In large, bold type on page nine of my Swahili medical dictionary and phrasebook is written “Bora kinga kuliko tiba,” which translates to “prevention is better than cure.” Although this is a common phrase in English, we forget that for some diseases there is no cure. Cervical cancer is often diagnosed beyond a curable stage in resource-limited settings, despite being a preventable disease. Cervical cancer disproportionately affects women living in rural Tanzania – in fact, cervical cancer is diagnosed at a rate nearly ten times higher in rural Tanzania than it is in the United States.
UVM gynecologist Dr. Anne Dougherty has been travelling to rural Tanzania for the past several years developing a cervical cancer screening program. Aimed at training local health care providers in the “visualization with acetic acid” or “VIA” technique, a simple procedure that utilizes supplies commonly found in low resource areas, VIA allows women to be treated with cryotherapy for pre-cancerous lesions. I joined Dr. Dougherty in 2017 for cervical cancer screening and after many discussions and brainstorming sessions went back in the spring of 2018 to develop a patient education program.
Our patient education program was conceived after several observations made during our 2017 cervical cancer screening clinics. First, we quickly realized that many women were receiving their first ever pelvic exam, which is one of the most sensitive and intimate physical exams performed in medicine. We wanted to ensure the women were fully informed and felt in control during their exams. Second, we realized that the concept of preventative care was new; the idea of going to a clinic when you are feeling well requires a profound shift in thinking. Third, we realized that women were receptive to education pertaining to their reproductive tract, especially in an environment where women’s health care decisions are often dictated by their husband. Lastly, we saw that Maasai women were especially under-represented at the clinics, as they are deeply ingrained in their traditional pastoralist culture, do not have the same access to schools, and seldom learn the national language, KiSwahili. We wanted to provide a comprehensive and inclusive preventative health care clinic that would be inviting to these women.
During our 2017 clinic, we collected data on more than 350 women and found that 35 percent of the women reported no schooling; 37 percent of the women reported having had “some primary school,” and only 28 percent of the women reported having had “some secondary school” education. We used this data to tailor our patient education material to a fourth grade level. We also found that only 42 percent of the women attending clinic identified as Maasai despite being in an area where the local population is about 85 percent Maasai. These data points helped us to develop an innovative cross-cultural patient education program. We identified critical elements that included: inherent beliefs about health and illness, individual and community prior experiences with health care, issues of informed consent and decision-making ability, the role of men in women’s health decision making, intricacies of language and working with a translator, and how we would evaluate the effectiveness of our program.

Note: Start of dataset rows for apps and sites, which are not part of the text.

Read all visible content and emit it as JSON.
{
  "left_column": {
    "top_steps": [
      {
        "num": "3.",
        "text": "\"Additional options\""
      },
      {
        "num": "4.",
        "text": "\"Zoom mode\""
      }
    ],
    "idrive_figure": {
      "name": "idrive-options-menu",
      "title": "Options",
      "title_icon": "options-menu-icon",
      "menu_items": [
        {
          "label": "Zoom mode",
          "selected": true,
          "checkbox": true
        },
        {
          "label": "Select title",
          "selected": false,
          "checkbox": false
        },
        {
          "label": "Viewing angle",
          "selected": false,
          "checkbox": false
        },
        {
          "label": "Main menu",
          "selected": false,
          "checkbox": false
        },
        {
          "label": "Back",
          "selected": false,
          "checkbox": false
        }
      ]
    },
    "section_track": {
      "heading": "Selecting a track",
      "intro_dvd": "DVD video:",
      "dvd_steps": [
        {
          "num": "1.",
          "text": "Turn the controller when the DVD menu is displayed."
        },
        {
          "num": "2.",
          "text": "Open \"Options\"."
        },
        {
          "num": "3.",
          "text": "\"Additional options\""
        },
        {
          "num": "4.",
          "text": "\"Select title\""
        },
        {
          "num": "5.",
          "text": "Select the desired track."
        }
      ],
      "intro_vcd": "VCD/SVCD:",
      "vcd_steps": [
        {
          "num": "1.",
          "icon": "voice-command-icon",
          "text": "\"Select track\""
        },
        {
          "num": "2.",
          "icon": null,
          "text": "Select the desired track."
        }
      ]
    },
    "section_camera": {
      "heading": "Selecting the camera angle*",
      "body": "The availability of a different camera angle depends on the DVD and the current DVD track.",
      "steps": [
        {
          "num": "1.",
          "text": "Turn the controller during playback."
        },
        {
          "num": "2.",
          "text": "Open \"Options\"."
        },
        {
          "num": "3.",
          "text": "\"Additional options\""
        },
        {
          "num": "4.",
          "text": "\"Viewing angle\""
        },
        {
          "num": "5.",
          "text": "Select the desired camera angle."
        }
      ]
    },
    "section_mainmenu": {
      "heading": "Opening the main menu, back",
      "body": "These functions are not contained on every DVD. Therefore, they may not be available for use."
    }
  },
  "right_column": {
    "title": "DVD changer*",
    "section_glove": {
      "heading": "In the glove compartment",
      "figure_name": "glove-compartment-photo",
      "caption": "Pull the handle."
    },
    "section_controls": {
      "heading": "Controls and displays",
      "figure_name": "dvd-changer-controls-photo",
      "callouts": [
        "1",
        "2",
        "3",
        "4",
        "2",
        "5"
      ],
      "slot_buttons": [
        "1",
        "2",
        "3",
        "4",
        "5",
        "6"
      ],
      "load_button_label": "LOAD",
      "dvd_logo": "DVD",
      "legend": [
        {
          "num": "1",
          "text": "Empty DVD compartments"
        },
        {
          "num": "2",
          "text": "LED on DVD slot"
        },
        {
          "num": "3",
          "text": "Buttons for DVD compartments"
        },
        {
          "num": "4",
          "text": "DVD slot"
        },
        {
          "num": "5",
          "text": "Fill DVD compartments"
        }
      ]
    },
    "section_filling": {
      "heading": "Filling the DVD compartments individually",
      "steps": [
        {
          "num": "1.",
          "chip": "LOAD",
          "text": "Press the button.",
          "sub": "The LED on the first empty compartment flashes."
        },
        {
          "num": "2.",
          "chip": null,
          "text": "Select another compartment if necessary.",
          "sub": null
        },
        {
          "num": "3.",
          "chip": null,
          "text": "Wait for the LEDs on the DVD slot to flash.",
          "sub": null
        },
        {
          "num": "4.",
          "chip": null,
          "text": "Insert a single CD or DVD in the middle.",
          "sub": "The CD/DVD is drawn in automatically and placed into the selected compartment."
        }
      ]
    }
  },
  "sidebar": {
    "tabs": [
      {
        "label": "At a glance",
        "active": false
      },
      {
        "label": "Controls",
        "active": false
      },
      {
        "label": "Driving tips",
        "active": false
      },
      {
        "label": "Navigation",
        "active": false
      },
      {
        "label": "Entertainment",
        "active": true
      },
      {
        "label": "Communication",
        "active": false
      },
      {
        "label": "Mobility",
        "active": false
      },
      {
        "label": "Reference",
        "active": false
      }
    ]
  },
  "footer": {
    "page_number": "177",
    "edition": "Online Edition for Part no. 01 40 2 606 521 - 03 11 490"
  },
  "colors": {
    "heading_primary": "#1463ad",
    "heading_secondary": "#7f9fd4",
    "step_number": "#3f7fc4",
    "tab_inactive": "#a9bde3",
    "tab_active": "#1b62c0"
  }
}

We created patient education materials that were durable and easily transported. Cultural appropriateness was always at top of mind. Since many women are circumcised, we illustrated a vulva in a way that would be representative of the patient population. I made a poster using felt that could fold up. Sewn onto the poster was a life size representation of a Maasai woman with a traditional shuuka (cloth). Superimposed was her reproductive tract demonstrating a uterus, ovaries, fallopian tubes and cervix. I made models of the progression of cervical cancer on painted door knobs as well as felt replicas of crevices. To demonstrate a pelvic exam with a speculum, I made a 3D felt pelvic model that could be placed around a cardboard box. Once the speculum was placed, a cervix could be visualized. We traveled to village markets to give demonstrations, which were well received by men and women. Men spoke up if they had a personal experience with a wife or mother who had a positive screen or cervical cancer, and encouraged women to be screened. We eventually transitioned from delivering line by line translation to asking local health care providers to use the educational material themselves. They were excited to have new props and tools for their clinics.

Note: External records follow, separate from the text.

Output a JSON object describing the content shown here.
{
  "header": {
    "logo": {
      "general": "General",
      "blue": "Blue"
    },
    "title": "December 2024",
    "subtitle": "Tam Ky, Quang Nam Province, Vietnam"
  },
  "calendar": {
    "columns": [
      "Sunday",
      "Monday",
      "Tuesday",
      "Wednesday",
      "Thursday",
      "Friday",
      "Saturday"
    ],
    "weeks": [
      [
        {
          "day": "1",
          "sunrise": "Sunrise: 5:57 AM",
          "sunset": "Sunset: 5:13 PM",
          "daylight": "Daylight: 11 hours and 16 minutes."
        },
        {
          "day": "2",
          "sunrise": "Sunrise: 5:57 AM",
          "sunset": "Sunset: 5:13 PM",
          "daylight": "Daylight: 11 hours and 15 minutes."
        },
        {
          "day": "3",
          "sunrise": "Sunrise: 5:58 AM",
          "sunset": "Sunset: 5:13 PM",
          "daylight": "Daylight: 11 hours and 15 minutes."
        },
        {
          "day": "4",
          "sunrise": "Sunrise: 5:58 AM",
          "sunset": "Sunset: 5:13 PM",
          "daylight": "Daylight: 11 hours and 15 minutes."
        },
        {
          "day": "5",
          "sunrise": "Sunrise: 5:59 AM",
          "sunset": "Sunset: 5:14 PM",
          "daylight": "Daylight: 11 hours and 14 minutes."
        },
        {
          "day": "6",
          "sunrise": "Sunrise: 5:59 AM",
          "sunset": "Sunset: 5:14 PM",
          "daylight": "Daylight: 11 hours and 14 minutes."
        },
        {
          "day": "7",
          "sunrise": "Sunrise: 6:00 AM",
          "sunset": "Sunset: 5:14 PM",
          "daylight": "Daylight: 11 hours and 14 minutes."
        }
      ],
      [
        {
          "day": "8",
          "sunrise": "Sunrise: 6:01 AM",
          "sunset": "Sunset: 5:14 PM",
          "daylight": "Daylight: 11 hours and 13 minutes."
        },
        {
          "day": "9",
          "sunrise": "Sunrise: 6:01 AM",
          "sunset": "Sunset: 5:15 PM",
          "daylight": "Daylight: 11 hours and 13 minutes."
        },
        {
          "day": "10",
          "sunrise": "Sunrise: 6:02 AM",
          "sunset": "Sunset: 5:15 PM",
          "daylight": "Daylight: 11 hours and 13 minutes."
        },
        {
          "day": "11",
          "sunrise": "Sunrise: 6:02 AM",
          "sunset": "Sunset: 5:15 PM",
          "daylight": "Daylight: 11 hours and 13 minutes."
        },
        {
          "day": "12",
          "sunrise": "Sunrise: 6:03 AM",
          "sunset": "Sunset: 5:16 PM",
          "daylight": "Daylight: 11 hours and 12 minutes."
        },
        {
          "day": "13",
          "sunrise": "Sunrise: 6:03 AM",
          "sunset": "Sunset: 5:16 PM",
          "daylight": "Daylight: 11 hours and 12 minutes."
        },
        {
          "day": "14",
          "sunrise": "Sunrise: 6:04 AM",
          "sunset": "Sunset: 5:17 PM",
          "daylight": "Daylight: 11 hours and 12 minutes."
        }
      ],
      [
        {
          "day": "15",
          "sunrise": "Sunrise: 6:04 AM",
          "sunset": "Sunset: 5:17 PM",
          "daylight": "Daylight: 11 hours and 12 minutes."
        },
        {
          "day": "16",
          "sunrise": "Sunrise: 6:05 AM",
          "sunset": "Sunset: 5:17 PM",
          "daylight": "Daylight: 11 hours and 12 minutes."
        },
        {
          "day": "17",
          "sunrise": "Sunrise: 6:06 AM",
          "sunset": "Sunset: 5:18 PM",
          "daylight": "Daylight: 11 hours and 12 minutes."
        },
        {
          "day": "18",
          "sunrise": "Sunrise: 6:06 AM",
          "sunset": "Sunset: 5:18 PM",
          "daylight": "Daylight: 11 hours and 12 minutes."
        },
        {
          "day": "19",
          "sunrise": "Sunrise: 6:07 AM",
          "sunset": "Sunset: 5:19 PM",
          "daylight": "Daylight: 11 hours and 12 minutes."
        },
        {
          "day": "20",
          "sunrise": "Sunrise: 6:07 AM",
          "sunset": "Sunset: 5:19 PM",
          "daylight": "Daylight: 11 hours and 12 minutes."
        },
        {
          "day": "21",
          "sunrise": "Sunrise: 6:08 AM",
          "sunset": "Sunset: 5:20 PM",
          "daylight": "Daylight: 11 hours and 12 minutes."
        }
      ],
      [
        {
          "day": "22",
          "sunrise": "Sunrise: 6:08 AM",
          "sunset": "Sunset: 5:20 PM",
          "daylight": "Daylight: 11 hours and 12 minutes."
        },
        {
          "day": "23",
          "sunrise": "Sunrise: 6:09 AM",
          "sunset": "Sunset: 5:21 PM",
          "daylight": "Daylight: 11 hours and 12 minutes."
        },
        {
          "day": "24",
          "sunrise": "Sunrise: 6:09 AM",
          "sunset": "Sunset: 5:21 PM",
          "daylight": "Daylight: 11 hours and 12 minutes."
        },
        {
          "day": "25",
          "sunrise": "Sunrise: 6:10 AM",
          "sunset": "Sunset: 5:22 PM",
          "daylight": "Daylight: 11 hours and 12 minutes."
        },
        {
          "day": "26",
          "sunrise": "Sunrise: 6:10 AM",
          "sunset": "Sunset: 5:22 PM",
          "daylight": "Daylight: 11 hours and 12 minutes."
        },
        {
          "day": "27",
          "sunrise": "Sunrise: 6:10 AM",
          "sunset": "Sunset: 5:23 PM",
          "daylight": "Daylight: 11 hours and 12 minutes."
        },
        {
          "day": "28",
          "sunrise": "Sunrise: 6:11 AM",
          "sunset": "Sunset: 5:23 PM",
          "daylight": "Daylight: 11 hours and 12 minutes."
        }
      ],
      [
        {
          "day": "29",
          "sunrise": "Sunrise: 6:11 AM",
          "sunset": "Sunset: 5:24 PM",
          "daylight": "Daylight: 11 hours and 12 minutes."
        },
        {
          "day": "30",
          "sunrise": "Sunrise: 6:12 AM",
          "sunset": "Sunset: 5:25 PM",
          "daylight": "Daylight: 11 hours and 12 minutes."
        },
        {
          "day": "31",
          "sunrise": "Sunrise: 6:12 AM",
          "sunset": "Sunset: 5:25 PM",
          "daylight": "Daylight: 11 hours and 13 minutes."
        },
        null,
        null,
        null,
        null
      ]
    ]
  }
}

My time in Tanzania was my last course work before graduation from medical school, and I felt a fundamental shift from my role as student to doctor as teacher. I had to navigate a cultural divide to connect with patients, and retrain myself to look through their lens. Our work in Tanzania can be replicated in many situations in the U.S., including rural areas, underserved areas or with new Americans. Patient education is part of comprehensive medical care, and I owe it to my patients to take a moment and think from their perspective about what some of their barriers may be to understanding their diagnosis or treatment.
This project would not be possible without the generous support of the Jerome S. Abrams Memorial Fund and the Eleanor B. Daniels Fund whose kind donations made this project possible. I am also greatly indebted to Dr. Anne Dougherty for her mentorship throughout my four years at the Larner College of Medicine. She never tires of emails and questions and has given me my foundations in humanism and cultural competency. Jenna Jorgensen and Amelia Tajik from the class of 2019 were also vital to this project and are dedicated to improving health care for the women of rural Tanzania.